There is neither justice of peace, nor constable in Rasay. Sky has Mr M'Cleod of Ulinish, who is the sheriff substitute, and no other justice of peace. The want of the execution of justice is much felt among the islanders. Macleod very sensibly observed, that taking away the heritable jurisdictions had not been of such service in the islands, as was imagined. They had not authority enough in lieu of them. What could formerly have been settled at once, must now either take much time and trouble, or be neglected. Dr Johnson said, 'A country is in a bad state, which is governed only by laws; because a thousand things occur for which laws cannot provide, and where authority ought to interpose. Now destroying the authority of the chiefs set the people loose. It did not pretend to bring any positive good, but only to cure some evil; and I am not well enough acquainted with the country to know what degree of evil the heritable jurisdictions occasioned.' I maintained hardly any; because the chiefs generally acted right, for their own sakes.
Dr Johnson was now wishing to move. There was not enough of intellectual entertainment for him, after he had satisfyed his curiosity, which he did, by asking questions, till he had exhausted the island; and where there was so numerous a company, mostly young people, there was such a flow of familiar talk, so much noise, and so much singing and dancing, that little opportunity was left for his energetick conversation. He seemed sensible of this; for when I told him how happy they were at having him there, he said, 'Yet we have not been able to entertain them much.' I was fretted, from irritability of nerves, by M'Cruslick's too obstreperous mirth. I complained of it to my friend, observing we should be better if he was gone. 'No, sir,' said he. 'He puts something into our society, and takes nothing out of it.' Dr Johnson, however, had several opportunities of instructing the company; but I am sorry to say, that I did not pay sufficient attention to what passed, as his discourse now turned chiefly on mechanicks, agriculture and such subjects, rather than on science and wit. Last night Lady Rasay shewed him the operation of wawking cloth, that is, thickening it in the same manner as is done by a mill. Here it is performed by women, who kneel upon the ground, and rub it with both their hands, singing an Erse song all the time. He was asking questions while they were performing this operation, and, amidst their loud and wild howl, his voice was heard even in the room above.
They dance here every night. The queen of our ball was the eldest Miss Macleod, of Rasay, an elegant well-bred woman, and celebrated for her beauty over all those regions, by the name of Miss Flora Rasay. [Footnote: She had been some time at Edinburgh, to which she again went, and was married to my worthy neighbour, Colonel Mure Campbell, now Earl of Loudoun; but she died soon afterwards, leaving one daughter.] There seemed to be no jealousy, no discontent among them; and the gaiety of the scene was such, that I for a moment doubted whether unhappiness had any place in Rasay. But my delusion was soon dispelled, by recollecting the following lines of my fellow-traveller:

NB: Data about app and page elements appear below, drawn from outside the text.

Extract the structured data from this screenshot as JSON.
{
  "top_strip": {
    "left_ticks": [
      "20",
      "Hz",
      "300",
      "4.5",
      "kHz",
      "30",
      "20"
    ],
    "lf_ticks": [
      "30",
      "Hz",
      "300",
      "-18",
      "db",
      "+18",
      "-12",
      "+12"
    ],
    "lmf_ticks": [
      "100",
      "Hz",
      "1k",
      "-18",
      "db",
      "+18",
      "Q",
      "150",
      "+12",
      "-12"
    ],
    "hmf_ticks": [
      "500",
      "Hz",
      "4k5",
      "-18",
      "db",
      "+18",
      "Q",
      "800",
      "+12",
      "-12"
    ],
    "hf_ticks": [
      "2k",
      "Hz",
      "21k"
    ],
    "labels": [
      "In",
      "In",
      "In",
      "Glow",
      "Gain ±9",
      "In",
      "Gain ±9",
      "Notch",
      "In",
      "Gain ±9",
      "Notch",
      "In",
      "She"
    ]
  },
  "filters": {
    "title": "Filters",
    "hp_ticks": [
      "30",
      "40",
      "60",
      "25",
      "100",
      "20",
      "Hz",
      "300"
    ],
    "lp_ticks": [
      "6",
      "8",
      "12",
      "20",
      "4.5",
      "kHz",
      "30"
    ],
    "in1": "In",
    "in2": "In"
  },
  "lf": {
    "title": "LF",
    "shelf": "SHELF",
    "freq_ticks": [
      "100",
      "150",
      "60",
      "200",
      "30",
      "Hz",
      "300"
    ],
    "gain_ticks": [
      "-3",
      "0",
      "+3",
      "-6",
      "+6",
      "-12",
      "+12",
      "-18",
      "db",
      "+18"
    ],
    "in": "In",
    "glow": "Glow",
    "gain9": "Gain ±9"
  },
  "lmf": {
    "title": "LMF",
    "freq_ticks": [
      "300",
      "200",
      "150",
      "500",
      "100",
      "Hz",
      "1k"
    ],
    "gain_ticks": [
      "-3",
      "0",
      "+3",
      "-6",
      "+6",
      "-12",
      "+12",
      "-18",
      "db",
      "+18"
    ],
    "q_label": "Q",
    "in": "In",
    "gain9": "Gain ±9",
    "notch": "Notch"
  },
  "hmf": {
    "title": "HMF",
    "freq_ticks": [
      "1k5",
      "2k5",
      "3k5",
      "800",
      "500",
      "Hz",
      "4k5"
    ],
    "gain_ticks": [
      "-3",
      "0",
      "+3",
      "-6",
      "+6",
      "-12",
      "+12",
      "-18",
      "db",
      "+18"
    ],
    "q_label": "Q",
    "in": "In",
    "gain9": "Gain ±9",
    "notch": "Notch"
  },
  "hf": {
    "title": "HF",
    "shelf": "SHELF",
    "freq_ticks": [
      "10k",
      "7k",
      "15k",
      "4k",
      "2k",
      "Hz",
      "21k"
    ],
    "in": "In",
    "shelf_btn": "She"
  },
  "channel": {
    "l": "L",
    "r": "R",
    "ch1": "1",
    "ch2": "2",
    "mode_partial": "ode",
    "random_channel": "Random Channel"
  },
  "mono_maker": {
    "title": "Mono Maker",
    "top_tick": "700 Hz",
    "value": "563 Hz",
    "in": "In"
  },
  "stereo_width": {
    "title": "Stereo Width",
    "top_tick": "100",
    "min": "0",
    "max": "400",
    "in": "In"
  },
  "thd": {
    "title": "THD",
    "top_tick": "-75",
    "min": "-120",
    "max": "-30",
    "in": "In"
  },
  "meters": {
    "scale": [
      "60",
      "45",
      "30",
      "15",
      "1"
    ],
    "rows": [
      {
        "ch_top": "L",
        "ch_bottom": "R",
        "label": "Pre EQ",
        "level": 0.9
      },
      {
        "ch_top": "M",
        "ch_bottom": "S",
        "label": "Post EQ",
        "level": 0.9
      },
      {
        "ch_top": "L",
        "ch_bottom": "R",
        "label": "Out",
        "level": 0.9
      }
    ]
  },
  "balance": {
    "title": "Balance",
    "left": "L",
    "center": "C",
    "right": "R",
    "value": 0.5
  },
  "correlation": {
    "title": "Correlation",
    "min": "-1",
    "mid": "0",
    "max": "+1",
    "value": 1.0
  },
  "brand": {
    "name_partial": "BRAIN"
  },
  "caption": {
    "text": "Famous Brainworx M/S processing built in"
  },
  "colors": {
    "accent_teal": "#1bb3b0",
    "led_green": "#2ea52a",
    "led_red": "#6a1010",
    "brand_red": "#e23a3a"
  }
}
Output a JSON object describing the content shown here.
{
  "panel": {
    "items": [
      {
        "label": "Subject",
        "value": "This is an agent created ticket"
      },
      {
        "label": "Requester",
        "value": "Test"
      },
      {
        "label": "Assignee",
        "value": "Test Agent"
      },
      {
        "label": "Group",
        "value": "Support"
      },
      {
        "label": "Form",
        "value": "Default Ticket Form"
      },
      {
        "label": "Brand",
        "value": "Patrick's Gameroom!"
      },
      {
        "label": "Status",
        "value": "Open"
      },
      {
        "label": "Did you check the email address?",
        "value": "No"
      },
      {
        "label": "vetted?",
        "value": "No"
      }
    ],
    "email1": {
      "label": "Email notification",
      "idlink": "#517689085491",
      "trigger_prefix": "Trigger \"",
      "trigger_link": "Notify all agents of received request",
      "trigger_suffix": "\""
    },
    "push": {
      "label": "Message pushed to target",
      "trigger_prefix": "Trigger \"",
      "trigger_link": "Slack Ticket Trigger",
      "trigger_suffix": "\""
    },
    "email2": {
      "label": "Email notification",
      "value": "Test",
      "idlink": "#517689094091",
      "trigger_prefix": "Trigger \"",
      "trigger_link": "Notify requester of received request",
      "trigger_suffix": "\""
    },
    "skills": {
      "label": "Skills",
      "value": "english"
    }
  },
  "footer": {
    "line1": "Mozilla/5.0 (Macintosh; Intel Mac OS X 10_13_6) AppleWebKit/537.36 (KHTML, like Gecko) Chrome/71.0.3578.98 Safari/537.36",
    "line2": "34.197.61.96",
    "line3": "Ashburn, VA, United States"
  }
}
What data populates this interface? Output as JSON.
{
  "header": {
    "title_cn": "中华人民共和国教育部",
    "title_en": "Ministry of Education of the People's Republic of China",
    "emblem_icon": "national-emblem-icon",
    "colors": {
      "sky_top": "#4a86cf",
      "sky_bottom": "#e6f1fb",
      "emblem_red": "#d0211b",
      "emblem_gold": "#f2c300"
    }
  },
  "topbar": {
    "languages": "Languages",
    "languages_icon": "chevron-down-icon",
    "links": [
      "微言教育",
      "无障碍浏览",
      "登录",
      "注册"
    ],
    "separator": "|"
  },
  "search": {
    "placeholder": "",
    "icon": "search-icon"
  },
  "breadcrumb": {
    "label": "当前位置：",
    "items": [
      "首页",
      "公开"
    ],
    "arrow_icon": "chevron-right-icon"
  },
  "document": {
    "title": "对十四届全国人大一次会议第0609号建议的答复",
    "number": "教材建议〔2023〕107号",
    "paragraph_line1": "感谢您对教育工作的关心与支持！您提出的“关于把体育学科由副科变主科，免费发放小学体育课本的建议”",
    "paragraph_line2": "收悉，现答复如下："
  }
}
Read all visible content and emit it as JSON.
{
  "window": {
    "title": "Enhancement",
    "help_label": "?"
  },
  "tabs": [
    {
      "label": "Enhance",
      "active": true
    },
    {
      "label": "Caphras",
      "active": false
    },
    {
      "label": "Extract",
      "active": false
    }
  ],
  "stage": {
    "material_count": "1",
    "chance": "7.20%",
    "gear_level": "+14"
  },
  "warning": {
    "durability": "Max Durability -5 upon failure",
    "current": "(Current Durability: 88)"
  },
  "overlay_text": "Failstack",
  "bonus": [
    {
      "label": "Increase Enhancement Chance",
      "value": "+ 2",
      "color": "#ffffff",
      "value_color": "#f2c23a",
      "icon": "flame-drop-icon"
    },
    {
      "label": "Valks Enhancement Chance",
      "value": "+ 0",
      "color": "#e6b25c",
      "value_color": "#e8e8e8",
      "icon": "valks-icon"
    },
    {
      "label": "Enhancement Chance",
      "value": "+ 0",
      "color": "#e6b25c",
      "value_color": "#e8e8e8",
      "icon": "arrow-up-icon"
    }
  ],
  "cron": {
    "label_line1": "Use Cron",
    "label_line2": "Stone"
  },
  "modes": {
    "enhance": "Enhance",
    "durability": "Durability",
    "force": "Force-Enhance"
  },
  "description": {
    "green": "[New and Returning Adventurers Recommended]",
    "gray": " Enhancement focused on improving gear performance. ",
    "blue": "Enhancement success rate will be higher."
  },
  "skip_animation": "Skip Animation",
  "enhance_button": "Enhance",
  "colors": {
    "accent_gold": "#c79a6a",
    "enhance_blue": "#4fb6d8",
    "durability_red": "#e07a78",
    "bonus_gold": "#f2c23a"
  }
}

Yet hope not life from grief or danger free, Nor think the doom of man revers'd for thee!